┌──

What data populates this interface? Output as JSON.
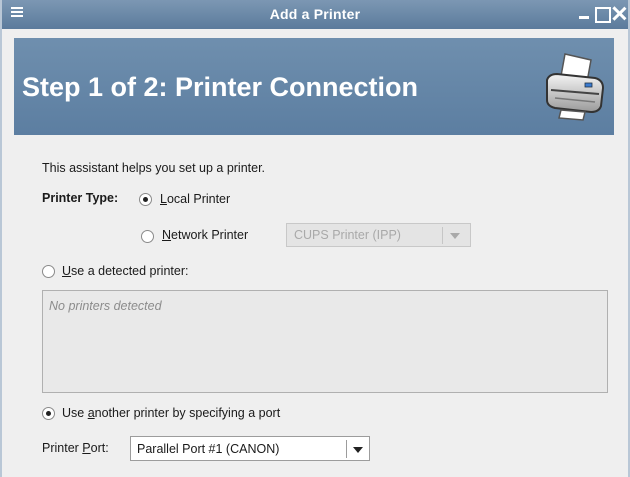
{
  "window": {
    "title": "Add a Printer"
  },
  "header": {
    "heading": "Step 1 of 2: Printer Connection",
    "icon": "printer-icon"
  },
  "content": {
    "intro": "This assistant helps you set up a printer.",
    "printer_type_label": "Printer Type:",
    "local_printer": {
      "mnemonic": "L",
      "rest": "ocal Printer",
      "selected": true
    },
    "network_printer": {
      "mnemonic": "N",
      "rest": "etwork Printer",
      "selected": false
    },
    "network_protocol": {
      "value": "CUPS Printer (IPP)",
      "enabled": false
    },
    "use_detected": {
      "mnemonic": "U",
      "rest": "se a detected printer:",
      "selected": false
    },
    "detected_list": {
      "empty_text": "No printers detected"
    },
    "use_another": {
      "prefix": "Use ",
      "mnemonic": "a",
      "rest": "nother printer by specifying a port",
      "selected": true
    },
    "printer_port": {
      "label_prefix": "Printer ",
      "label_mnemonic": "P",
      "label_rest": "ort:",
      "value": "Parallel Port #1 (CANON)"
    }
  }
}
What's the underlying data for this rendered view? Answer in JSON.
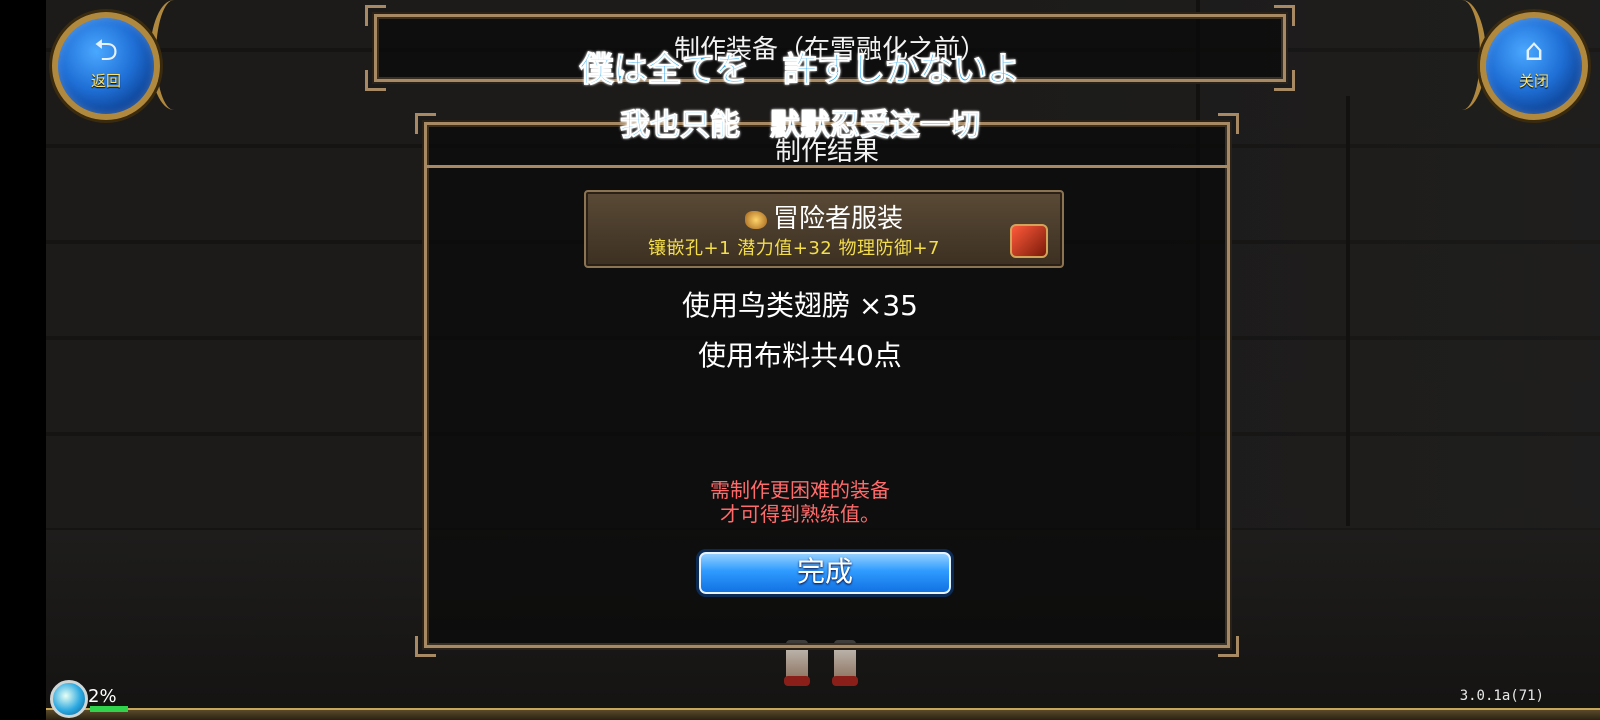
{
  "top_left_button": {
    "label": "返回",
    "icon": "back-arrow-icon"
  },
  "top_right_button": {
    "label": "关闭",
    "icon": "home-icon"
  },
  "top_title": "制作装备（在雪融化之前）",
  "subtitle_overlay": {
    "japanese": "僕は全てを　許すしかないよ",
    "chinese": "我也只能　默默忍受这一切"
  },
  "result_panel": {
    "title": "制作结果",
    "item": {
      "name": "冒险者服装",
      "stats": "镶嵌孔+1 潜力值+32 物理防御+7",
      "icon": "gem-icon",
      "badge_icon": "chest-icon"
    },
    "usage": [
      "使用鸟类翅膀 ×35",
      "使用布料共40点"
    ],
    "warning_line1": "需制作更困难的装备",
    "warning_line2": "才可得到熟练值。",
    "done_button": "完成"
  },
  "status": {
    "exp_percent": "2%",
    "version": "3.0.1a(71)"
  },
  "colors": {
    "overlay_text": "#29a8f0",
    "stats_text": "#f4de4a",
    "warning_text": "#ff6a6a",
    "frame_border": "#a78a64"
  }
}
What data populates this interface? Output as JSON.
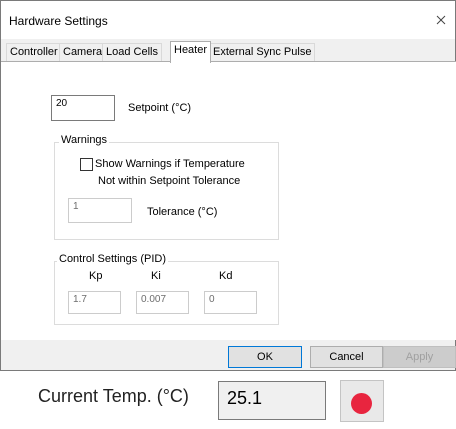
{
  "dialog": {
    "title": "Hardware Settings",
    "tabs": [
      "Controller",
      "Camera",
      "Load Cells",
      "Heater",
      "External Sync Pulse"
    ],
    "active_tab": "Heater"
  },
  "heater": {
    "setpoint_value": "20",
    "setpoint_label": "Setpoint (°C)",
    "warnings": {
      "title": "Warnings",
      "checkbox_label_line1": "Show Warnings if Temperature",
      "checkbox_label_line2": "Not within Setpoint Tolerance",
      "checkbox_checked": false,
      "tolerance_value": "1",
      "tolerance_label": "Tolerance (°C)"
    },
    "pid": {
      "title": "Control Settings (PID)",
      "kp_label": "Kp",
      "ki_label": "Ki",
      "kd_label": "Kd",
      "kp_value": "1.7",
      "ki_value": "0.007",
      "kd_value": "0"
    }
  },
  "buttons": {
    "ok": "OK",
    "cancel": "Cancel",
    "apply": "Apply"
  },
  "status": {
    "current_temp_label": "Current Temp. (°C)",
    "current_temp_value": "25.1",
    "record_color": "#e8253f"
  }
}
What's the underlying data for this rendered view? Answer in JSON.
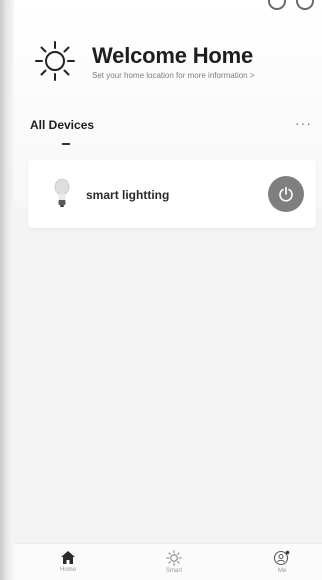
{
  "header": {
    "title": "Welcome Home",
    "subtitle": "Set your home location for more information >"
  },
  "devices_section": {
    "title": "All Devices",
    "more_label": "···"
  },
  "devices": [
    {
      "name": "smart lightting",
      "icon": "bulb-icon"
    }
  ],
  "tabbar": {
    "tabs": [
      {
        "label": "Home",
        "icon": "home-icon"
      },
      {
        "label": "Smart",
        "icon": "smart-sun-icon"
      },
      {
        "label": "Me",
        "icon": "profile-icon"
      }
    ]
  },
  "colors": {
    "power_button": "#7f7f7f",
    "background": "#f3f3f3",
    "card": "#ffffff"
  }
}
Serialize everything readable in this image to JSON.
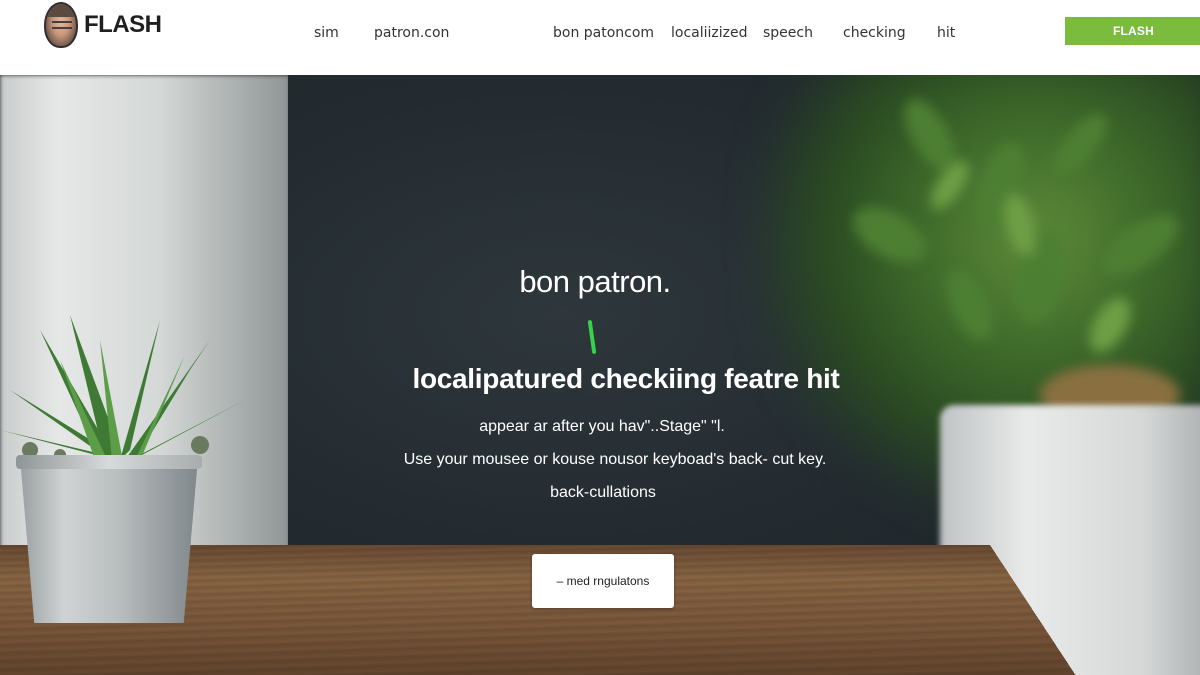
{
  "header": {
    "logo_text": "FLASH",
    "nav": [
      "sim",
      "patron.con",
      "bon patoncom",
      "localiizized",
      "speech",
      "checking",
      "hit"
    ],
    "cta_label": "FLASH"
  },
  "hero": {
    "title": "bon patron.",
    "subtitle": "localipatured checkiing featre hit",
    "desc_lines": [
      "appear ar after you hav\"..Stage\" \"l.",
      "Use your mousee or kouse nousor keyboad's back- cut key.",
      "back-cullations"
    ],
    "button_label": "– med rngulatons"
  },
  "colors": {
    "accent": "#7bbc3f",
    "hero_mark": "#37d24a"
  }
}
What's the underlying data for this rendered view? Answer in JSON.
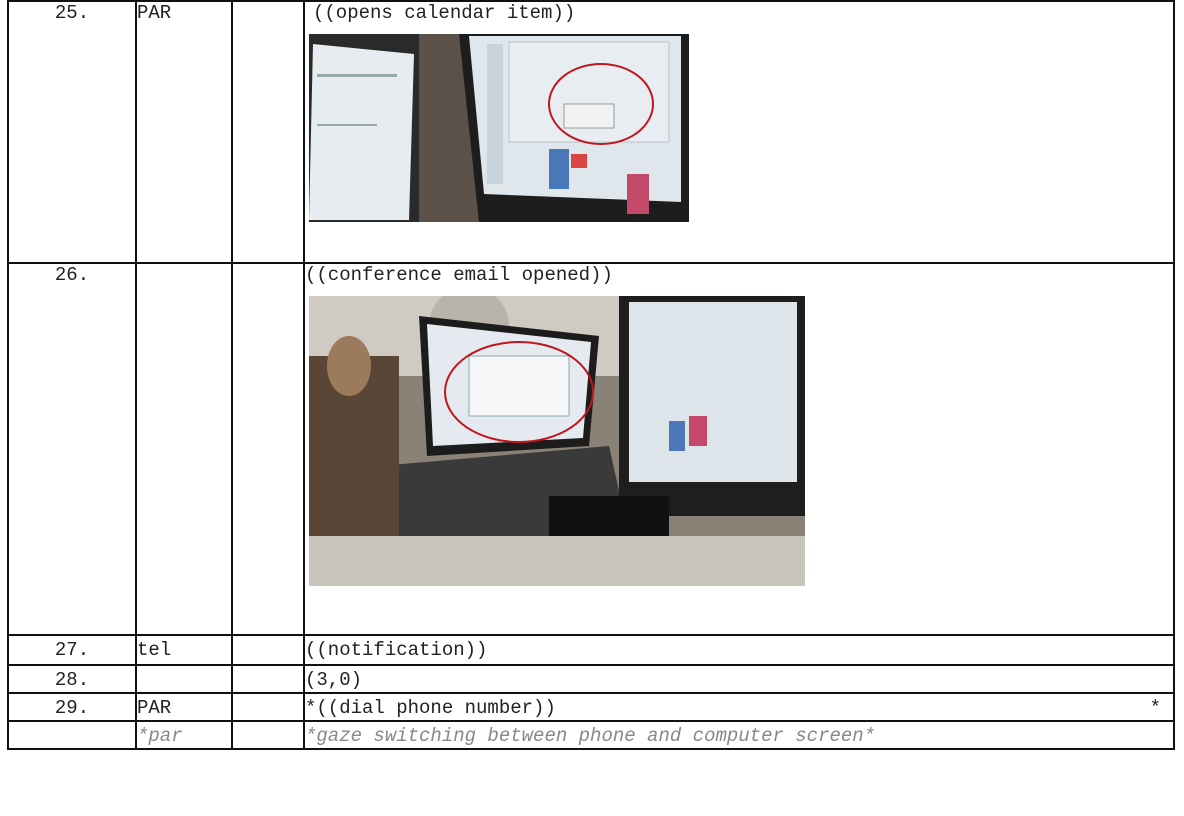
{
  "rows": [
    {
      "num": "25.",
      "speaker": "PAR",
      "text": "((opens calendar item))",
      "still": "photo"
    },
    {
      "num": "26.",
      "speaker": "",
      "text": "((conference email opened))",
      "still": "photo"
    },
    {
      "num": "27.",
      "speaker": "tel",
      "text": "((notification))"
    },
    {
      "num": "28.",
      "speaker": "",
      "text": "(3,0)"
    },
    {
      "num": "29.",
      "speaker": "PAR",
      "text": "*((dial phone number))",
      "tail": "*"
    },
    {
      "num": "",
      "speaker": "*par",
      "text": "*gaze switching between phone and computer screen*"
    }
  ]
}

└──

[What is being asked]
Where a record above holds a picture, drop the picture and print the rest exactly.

[Output below]
What data populates this interface? Output as JSON.
{
  "window": {
    "title": "Add a Printer"
  },
  "header": {
    "heading": "Step 1 of 2: Printer Connection",
    "icon": "printer-icon"
  },
  "content": {
    "intro": "This assistant helps you set up a printer.",
    "printer_type_label": "Printer Type:",
    "local_printer": {
      "mnemonic": "L",
      "rest": "ocal Printer",
      "selected": true
    },
    "network_printer": {
      "mnemonic": "N",
      "rest": "etwork Printer",
      "selected": false
    },
    "network_protocol": {
      "value": "CUPS Printer (IPP)",
      "enabled": false
    },
    "use_detected": {
      "mnemonic": "U",
      "rest": "se a detected printer:",
      "selected": false
    },
    "detected_list": {
      "empty_text": "No printers detected"
    },
    "use_another": {
      "prefix": "Use ",
      "mnemonic": "a",
      "rest": "nother printer by specifying a port",
      "selected": true
    },
    "printer_port": {
      "label_prefix": "Printer ",
      "label_mnemonic": "P",
      "label_rest": "ort:",
      "value": "Parallel Port #1 (CANON)"
    }
  }
}
What's the underlying data for this rendered view? Answer in JSON.
{
  "top_left_button": {
    "label": "返回",
    "icon": "back-arrow-icon"
  },
  "top_right_button": {
    "label": "关闭",
    "icon": "home-icon"
  },
  "top_title": "制作装备（在雪融化之前）",
  "subtitle_overlay": {
    "japanese": "僕は全てを　許すしかないよ",
    "chinese": "我也只能　默默忍受这一切"
  },
  "result_panel": {
    "title": "制作结果",
    "item": {
      "name": "冒险者服装",
      "stats": "镶嵌孔+1 潜力值+32 物理防御+7",
      "icon": "gem-icon",
      "badge_icon": "chest-icon"
    },
    "usage": [
      "使用鸟类翅膀 ×35",
      "使用布料共40点"
    ],
    "warning_line1": "需制作更困难的装备",
    "warning_line2": "才可得到熟练值。",
    "done_button": "完成"
  },
  "status": {
    "exp_percent": "2%",
    "version": "3.0.1a(71)"
  },
  "colors": {
    "overlay_text": "#29a8f0",
    "stats_text": "#f4de4a",
    "warning_text": "#ff6a6a",
    "frame_border": "#a78a64"
  }
}
What data populates this interface? Output as JSON.
{
  "dialog": {
    "title": "Hardware Settings",
    "tabs": [
      "Controller",
      "Camera",
      "Load Cells",
      "Heater",
      "External Sync Pulse"
    ],
    "active_tab": "Heater"
  },
  "heater": {
    "setpoint_value": "20",
    "setpoint_label": "Setpoint (°C)",
    "warnings": {
      "title": "Warnings",
      "checkbox_label_line1": "Show Warnings if Temperature",
      "checkbox_label_line2": "Not within Setpoint Tolerance",
      "checkbox_checked": false,
      "tolerance_value": "1",
      "tolerance_label": "Tolerance (°C)"
    },
    "pid": {
      "title": "Control Settings (PID)",
      "kp_label": "Kp",
      "ki_label": "Ki",
      "kd_label": "Kd",
      "kp_value": "1.7",
      "ki_value": "0.007",
      "kd_value": "0"
    }
  },
  "buttons": {
    "ok": "OK",
    "cancel": "Cancel",
    "apply": "Apply"
  },
  "status": {
    "current_temp_label": "Current Temp. (°C)",
    "current_temp_value": "25.1",
    "record_color": "#e8253f"
  }
}
What's the underlying data for this rendered view? Answer in JSON.
{
  "header": {
    "title": "Welcome Home",
    "subtitle": "Set your home location for more information >"
  },
  "devices_section": {
    "title": "All Devices",
    "more_label": "···"
  },
  "devices": [
    {
      "name": "smart lightting",
      "icon": "bulb-icon"
    }
  ],
  "tabbar": {
    "tabs": [
      {
        "label": "Home",
        "icon": "home-icon"
      },
      {
        "label": "Smart",
        "icon": "smart-sun-icon"
      },
      {
        "label": "Me",
        "icon": "profile-icon"
      }
    ]
  },
  "colors": {
    "power_button": "#7f7f7f",
    "background": "#f3f3f3",
    "card": "#ffffff"
  }
}
Serialize everything readable in this image to JSON.
{
  "header": {
    "logo_text": "FLASH",
    "nav": [
      "sim",
      "patron.con",
      "bon patoncom",
      "localiizized",
      "speech",
      "checking",
      "hit"
    ],
    "cta_label": "FLASH"
  },
  "hero": {
    "title": "bon patron.",
    "subtitle": "localipatured checkiing featre hit",
    "desc_lines": [
      "appear ar after you hav\"..Stage\" \"l.",
      "Use your mousee or kouse nousor keyboad's back- cut key.",
      "back-cullations"
    ],
    "button_label": "– med rngulatons"
  },
  "colors": {
    "accent": "#7bbc3f",
    "hero_mark": "#37d24a"
  }
}
What's the underlying data for this rendered view? Answer in JSON.
{
  "rows": [
    {
      "num": "25.",
      "speaker": "PAR",
      "text": "((opens calendar item))",
      "still": "photo"
    },
    {
      "num": "26.",
      "speaker": "",
      "text": "((conference email opened))",
      "still": "photo"
    },
    {
      "num": "27.",
      "speaker": "tel",
      "text": "((notification))"
    },
    {
      "num": "28.",
      "speaker": "",
      "text": "(3,0)"
    },
    {
      "num": "29.",
      "speaker": "PAR",
      "text": "*((dial phone number))",
      "tail": "*"
    },
    {
      "num": "",
      "speaker": "*par",
      "text": "*gaze switching between phone and computer screen*"
    }
  ]
}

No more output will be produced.